According to Mckaylyn Lynch, who oversees the Department of Economic and Sustainable Development’s sustainability programs, this year both programs will work with MPI Solar as their solar installer. After their program applications are approved, everybody who installs solar through SEEL and BGHIP collaborates with MPI Solar.

According to Lynch, the application process for SEEL is being divided into cohorts in order to manage the volume of projects being worked on, but the application period for BGHIP is ongoing. The deadline for SEEL’s first cohort applications is February 24; a week later, applications for cohort two will be accepted.

According to David Mann, the president and founder of MPI Solar, they have been approved to work with the city as its solar energy provider for various solar programs starting in 2023. Mann stated that the Community Kitchen, one of the approved applications for SEEL, will be working with them soon on design and installation specifics.

“I have to give kudos to the city for developing this program and making it available to entities within the city limits,” Mann said.

According to Lynch, BGHIP focuses on homeowners. In order to offer residents in Bloomington cheaper interest rates on financing for energy efficiency programs and solar installations, the program has collaborated with Hoosier Hills Credit Union and Clean Energy Credit Union.

Lynch claimed that since the program’s start in 2021, over $20,000 has been given to residents in the form of direct refunds. The agreements allow for subsidized loans and thousand-dollar reimbursements based on income for homes that make $150,000 or less annually.

According to her, SEEL is comparable to BGHIP but concentrates on Bloomington’s nonprofits and commercial establishments, offering energy estimates and collaborating with finance partners for these solar projects. According to her, the SEEL program would now include small enterprises as of 2023.

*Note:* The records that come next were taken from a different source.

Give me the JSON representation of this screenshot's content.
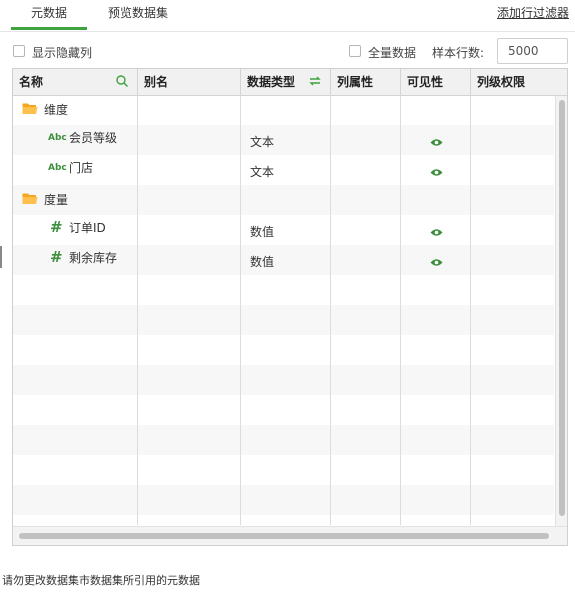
{
  "tabs": [
    {
      "label": "元数据",
      "active": true
    },
    {
      "label": "预览数据集",
      "active": false
    }
  ],
  "add_filter_link": "添加行过滤器",
  "options": {
    "show_hidden_label": "显示隐藏列",
    "show_hidden_checked": false,
    "full_data_label": "全量数据",
    "full_data_checked": false,
    "sample_rows_label": "样本行数:",
    "sample_rows_value": "5000"
  },
  "columns": {
    "name": "名称",
    "alias": "别名",
    "data_type": "数据类型",
    "attribute": "列属性",
    "visibility": "可见性",
    "permission": "列级权限"
  },
  "header_icons": {
    "name": "search-icon",
    "data_type": "refresh-icon"
  },
  "rows": [
    {
      "kind": "group",
      "icon": "folder-icon",
      "name": "维度"
    },
    {
      "kind": "field",
      "icon": "abc-icon",
      "icon_text": "Abc",
      "name": "会员等级",
      "type": "文本",
      "visible": true
    },
    {
      "kind": "field",
      "icon": "abc-icon",
      "icon_text": "Abc",
      "name": "门店",
      "type": "文本",
      "visible": true
    },
    {
      "kind": "group",
      "icon": "folder-icon",
      "name": "度量"
    },
    {
      "kind": "field",
      "icon": "hash-icon",
      "icon_text": "#",
      "name": "订单ID",
      "type": "数值",
      "visible": true
    },
    {
      "kind": "field",
      "icon": "hash-icon",
      "icon_text": "#",
      "name": "剩余库存",
      "type": "数值",
      "visible": true
    }
  ],
  "footer_note": "请勿更改数据集市数据集所引用的元数据",
  "colors": {
    "accent": "#3fa33f",
    "folder": "#f5a623",
    "icon_green": "#3d8f3d"
  }
}
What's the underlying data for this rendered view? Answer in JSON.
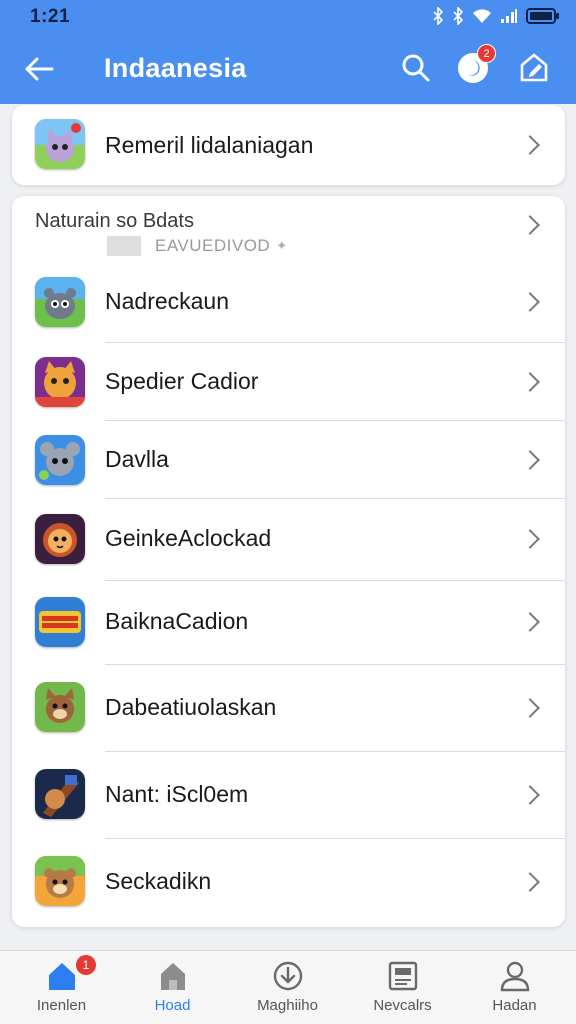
{
  "status_bar": {
    "time": "1:21"
  },
  "app_bar": {
    "title": "Indaanesia",
    "notification_count": "2"
  },
  "top_item": {
    "label": "Remeril lidalaniagan"
  },
  "section": {
    "title": "Naturain so Bdats",
    "subtitle": "EAVUEDIVOD",
    "items": [
      {
        "label": "Nadreckaun"
      },
      {
        "label": "Spedier Cadior"
      },
      {
        "label": "Davlla"
      },
      {
        "label": "GeinkeAclockad"
      },
      {
        "label": "BaiknaCadion"
      },
      {
        "label": "Dabeatiuolaskan"
      },
      {
        "label": "Nant: iScl0em"
      },
      {
        "label": "Seckadikn"
      }
    ]
  },
  "bottom_nav": {
    "items": [
      {
        "label": "Inenlen",
        "badge": "1"
      },
      {
        "label": "Hoad"
      },
      {
        "label": "Maghiiho"
      },
      {
        "label": "Nevcalrs"
      },
      {
        "label": "Hadan"
      }
    ],
    "active_index": 1
  },
  "colors": {
    "header": "#4a8ff0",
    "accent": "#2d7ff0",
    "badge": "#e53935"
  }
}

According to Darrell Boggess, a member of the SIREN steering committee, Bloomington has also joined the Solar Indiana Renewable Energy Network, a nonprofit volunteer organization with a focus on promoting and educating the use of solar power systems.

“We see our role as educators and communicators,” Boggess said. “Fundamentally we’ve recognized for a long time that we don’t have more solar energy in this part of the country because people don’t understand it or know who to talk to about it.”

According to Boggess, the city obtains incentives for larger installations to have more solar energy as well as federal funding for the conversion of Bloomington properties to solar energy.

The City of Bloomington has taken many decisions to transition to solar energy as a result of its cooperation with SIREN during the past six years, according to Anne Hedin, a member of the SIREN steering committee. Hedin claimed that SIREN collaborates with the city to decide which vendors to use for the Solarize Bloomington Program, which aids participants in negotiating solar adoption prices and empowers customers to make better energy decisions.

“We don’t make city decisions. We just help consumers make better decisions about solar energy,” Hedin said.